U.S. District Court Judge Edmund Sargus Jr. found that nothing in Anglin’s posts constituted protected speech, and issued an injunction ordering the posts removed from the website.
“As a Muslim being attacked with the worst anti-Muslim trope you can say, is that I'm a Muslim I'm a terrorist,” Obeidallah told NPR. “It was painful to have friends and family express concerns. It was painful to contact security at Daily Beast and my radio channel to say, ‘Hey, we might be visited by white supremacists coming to kill me and they might kill innocent people I work with.’ That was all horrible.”
This is hardly Anglin’s only tango with multimillion-dollar lawsuits. He and the Stormer—a genuinely vile publication named after the newspaper published by the infamous German Nazi Julius Streicher, Der Stürmer—also face a major lawsuit from a Montana woman, Tanya Gersh, who was subjected to a neo-Nazi “troll storm” at Anglin’s hands in 2016.
Due to that lawsuit, Anglin reportedly now spends all his time overseas. He claims it’s too dangerous for him to return to the United States because of the suit. In the meantime, the judge in that case has ruled that he has no First Amendment defense in the case, and that Anglin has in fact forfeited his defense by refusing to return; his attorneys subsequently withdrew from the case.
Anglin is also not the only prominent right-wing extremist facing a potentially ruinous lawsuit arising from the harassment campaigns they led. Infowars conspiracy theorist Alex Jones faces a similar suit from the parents of the victims of the 2012 Sandy Hook Elementary School massacre, who were plagued with an onslaught from Infowars fans who believed Jones’s claims that the tragedy was actually a “false flag” operation intended to fuel gun control laws, and that the children in reality had never existed. Last week, lawyers for the parents claimed that Jones attempted to send them child pornography.

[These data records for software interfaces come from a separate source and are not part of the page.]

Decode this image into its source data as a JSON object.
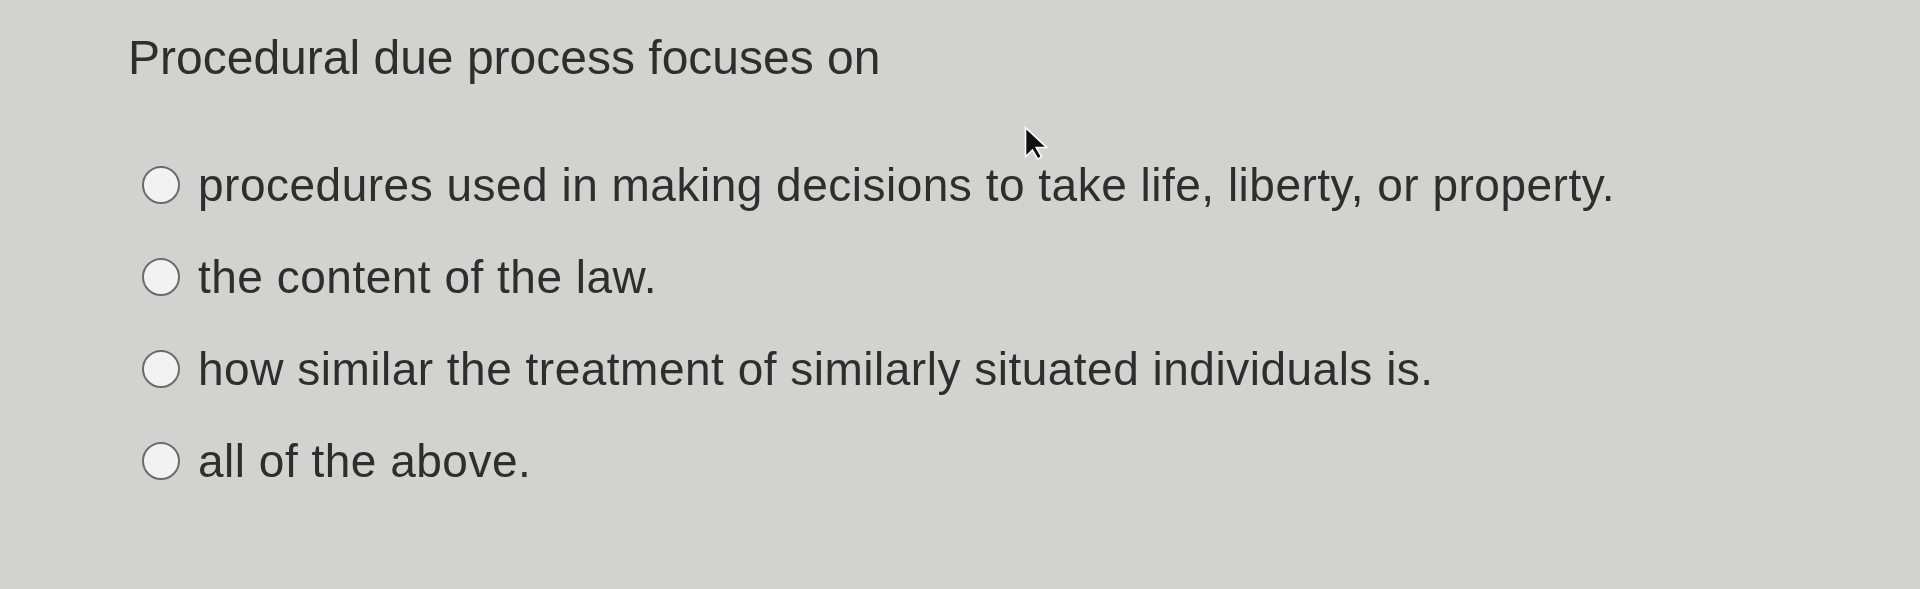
{
  "question": {
    "text": "Procedural due process focuses on"
  },
  "options": [
    {
      "label": "procedures used in making decisions to take life, liberty, or property.",
      "selected": false
    },
    {
      "label": "the content of the law.",
      "selected": false
    },
    {
      "label": "how similar the treatment of similarly situated individuals is.",
      "selected": false
    },
    {
      "label": "all of the above.",
      "selected": false
    }
  ]
}
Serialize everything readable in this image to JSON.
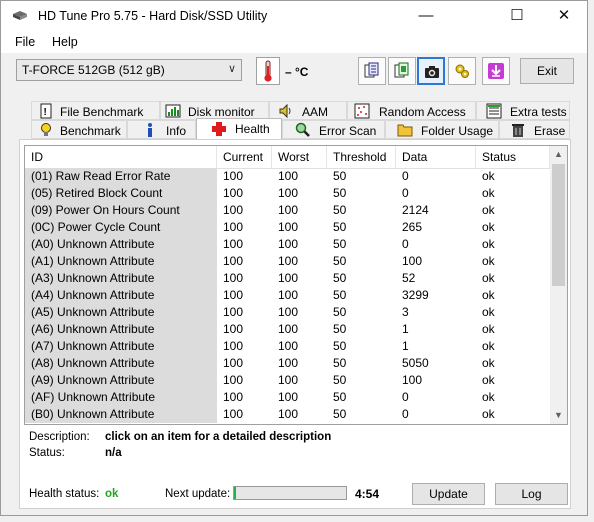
{
  "window": {
    "title": "HD Tune Pro 5.75 - Hard Disk/SSD Utility"
  },
  "menu": [
    "File",
    "Help"
  ],
  "toolbar": {
    "drive": "T-FORCE 512GB (512 gB)",
    "temperature": "– °C",
    "exit_label": "Exit"
  },
  "tabs_top": [
    "File Benchmark",
    "Disk monitor",
    "AAM",
    "Random Access",
    "Extra tests"
  ],
  "tabs_bottom": [
    "Benchmark",
    "Info",
    "Health",
    "Error Scan",
    "Folder Usage",
    "Erase"
  ],
  "active_tab": "Health",
  "table": {
    "headers": [
      "ID",
      "Current",
      "Worst",
      "Threshold",
      "Data",
      "Status"
    ],
    "rows": [
      [
        "(01) Raw Read Error Rate",
        "100",
        "100",
        "50",
        "0",
        "ok"
      ],
      [
        "(05) Retired Block Count",
        "100",
        "100",
        "50",
        "0",
        "ok"
      ],
      [
        "(09) Power On Hours Count",
        "100",
        "100",
        "50",
        "2124",
        "ok"
      ],
      [
        "(0C) Power Cycle Count",
        "100",
        "100",
        "50",
        "265",
        "ok"
      ],
      [
        "(A0) Unknown Attribute",
        "100",
        "100",
        "50",
        "0",
        "ok"
      ],
      [
        "(A1) Unknown Attribute",
        "100",
        "100",
        "50",
        "100",
        "ok"
      ],
      [
        "(A3) Unknown Attribute",
        "100",
        "100",
        "50",
        "52",
        "ok"
      ],
      [
        "(A4) Unknown Attribute",
        "100",
        "100",
        "50",
        "3299",
        "ok"
      ],
      [
        "(A5) Unknown Attribute",
        "100",
        "100",
        "50",
        "3",
        "ok"
      ],
      [
        "(A6) Unknown Attribute",
        "100",
        "100",
        "50",
        "1",
        "ok"
      ],
      [
        "(A7) Unknown Attribute",
        "100",
        "100",
        "50",
        "1",
        "ok"
      ],
      [
        "(A8) Unknown Attribute",
        "100",
        "100",
        "50",
        "5050",
        "ok"
      ],
      [
        "(A9) Unknown Attribute",
        "100",
        "100",
        "50",
        "100",
        "ok"
      ],
      [
        "(AF) Unknown Attribute",
        "100",
        "100",
        "50",
        "0",
        "ok"
      ],
      [
        "(B0) Unknown Attribute",
        "100",
        "100",
        "50",
        "0",
        "ok"
      ]
    ]
  },
  "details": {
    "description_label": "Description:",
    "description_value": "click on an item for a detailed description",
    "status_label": "Status:",
    "status_value": "n/a"
  },
  "footer": {
    "health_label": "Health status:",
    "health_value": "ok",
    "next_update_label": "Next update:",
    "countdown": "4:54",
    "progress_fraction": 0.02,
    "update_label": "Update",
    "log_label": "Log"
  },
  "colors": {
    "health_ok": "#22a522",
    "progress": "#23b14d",
    "accent": "#2b79d6"
  },
  "icons": [
    "hdtune-app-icon",
    "minimize-icon",
    "maximize-icon",
    "close-icon",
    "thermometer-icon",
    "copy-text-icon",
    "copy-info-icon",
    "camera-icon",
    "settings-icon",
    "save-down-icon"
  ]
}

Jones has tried to blame his long career making these and similarly false and outrageous claims in support of his conspiracy theories on a “psychosis” caused by the government.